Tom Wright puts forward the “YHWH’s return” paradigm, which emphasizes the narrative of the return of Israel’s God to Zion in accounting for the deity of Jesus the Messiah (Paul and the Faithfulness of God [abbreviated as PFG in what follows], chaps. 9–11). With his “YHWH’s return to Zion” paradigm, which decidedly takes Bauckham’s “eschatological monotheism” (the term appearing in Bauckham, “God Crucified”), Wright claims that Paul understood the life, death, and resurrection of Jesus and the indwelling presence of the Holy Spirit as fulfilling the ancient Jewish hope for YHWH’s personal return to Zion, expressed often in the terms and language of the exodus (cf. Isa 40—55).
The link between Paul’s divine Christology and the theme of YHWH’s return to Zion itself is intriguing. While there is much to commend about Wright’s approach, we can highlight two key strengths with respect to his broader project. First, Wright’s discussion of Paul’s Christology is wide-ranging and impressive, for it is able to relate Christology to suffering, ecclesiology, pneumatology, the Kingdom of God, and the problem of evil, among other topics. Second, more importantly, Wright’s holistic, integrative effort to bridge the discussions of Christology, ecclesiology, and eschatology is commendable, given that often scholars have separated their exploration of Christology from other components constructing the apostle’s theology.
While Wright’s account contributes to the discussion of Pauline divine Christology in the manners just mentioned, it also seems to contain several problems. First, given that Wright adopts Bauckham’s divine identity paradigm (and then nuances it from the angle of YHWH’s return to Zion), we should direct to Wright a criticism normally raised for Bauckham’s use of “divine identity.” Since the term “identity” is not drawn directly from primary sources (i.e., Scripture or Second Temple Jewish literature) but is, instead, what Bauckham himself has coined, it is surprising that a scholar of Wright’s caliber has not made much effort to justify his adoption of that term (Cf. Dunn, Did the First Christians Worship Jesus?, 144).
Second, although YHWH’s return to Zion was expected by many Second Temple Jews, it is not clear whether the majority believed that they themselves were still in exile while living back in their homeland. Wright does not seem to sufficiently consider diversity within first-century Judaism at this point. Some circles might have held this view proposed by Wright, but it is unclear whether that would apply to the bulk of first-century Jews. Also, as Timo Laato has pointed out, Wright’s language appears to be exaggerative, if not too simplistic, especially when equating (a) socio-political oppressions and limitations that Second Temple Jews experienced with (b) an “exile.” Those oppressions and limitations were certainly present at different points. However, whether Second Temple Jews identified those experiences as an “exile” is another matter or at least a matter at another level. While recognizing that the concept may possibly be present without the word itself, it is noteworthy that the New Testament does not explicitly speak of “exile” except one place (Matt 1:1-17, esp. vv. 11-17). Such rarity does not seem to work well with Wright’s assertation that first-century Jews were regarding them as still exiled. Various degrees and extents of oppression and problems were certainly there among the Second-Temple Jews, but those experiences cannot and should not be too hastily equated with an “exile.” To demonstrate that this notion is central to Paul (and the NT), Wright should answer the question of why, then, Paul (and the NT) does not express it often.

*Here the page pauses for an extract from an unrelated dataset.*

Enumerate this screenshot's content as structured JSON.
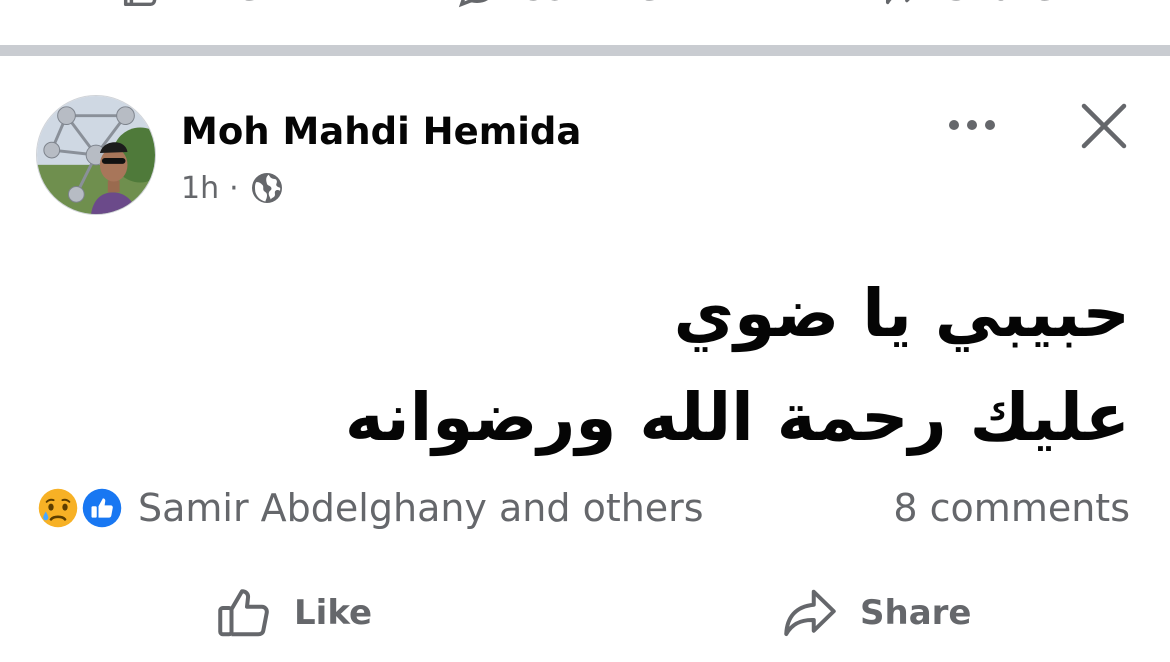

A few other issues should also be pointed out. To begin with, while Wright emphasizes that, in and as Jesus the Messiah, YHWH has returned to Zion, thus binding the identities of the two, he does not seem to give due attention to how Paul distinguishes Jesus from the Father. A more balanced and nuanced account would be appreciated in this regard (cf. Hurtado, “YHWH’s Return to Zion: A New Catalyst for Earliest High Christology,” 429–30). Moreover, it should be noted that Wright’s formulation of Paul’s divine Christology around a singular, narrow focus, i.e., YHWH’s return to Zion, seems to be reductionistic and is liable to all-or-nothing sort of fallacy. As Hurtado has observed, Wright has likely overstated the significance of the OT promise of YHWH’s return to as the “key initial christological resource appropriated in earliest Christian circles” (420). Across Paul’s writings and the rest of the NT, the language of YHWH’s return seems more frequently applied to the second coming of the Messiah rather than his first coming, and, if so, taking YHWH’s return in the person and ministry of Jesus in the first century does not seem to holistically capture the overall thrust of the NT/Pauline writings (430–32). Although one may apply here the notion of “already but not yet” and such an application seems to have some validity, more frequent use of YHWH’s return with reference to the Parousia necessitates a question that Wright himself should answer.
This paper contributes to the current conversations on Paul’s Christology and the related discussions on the core thrust for a divine view of Jesus by interacting carefully with one of the most influential proposals after Bauckham and Hurtado, namely, Tom Wright’s “YHWH’s return to Zion” Christology applied to Pauline (and NT) writings.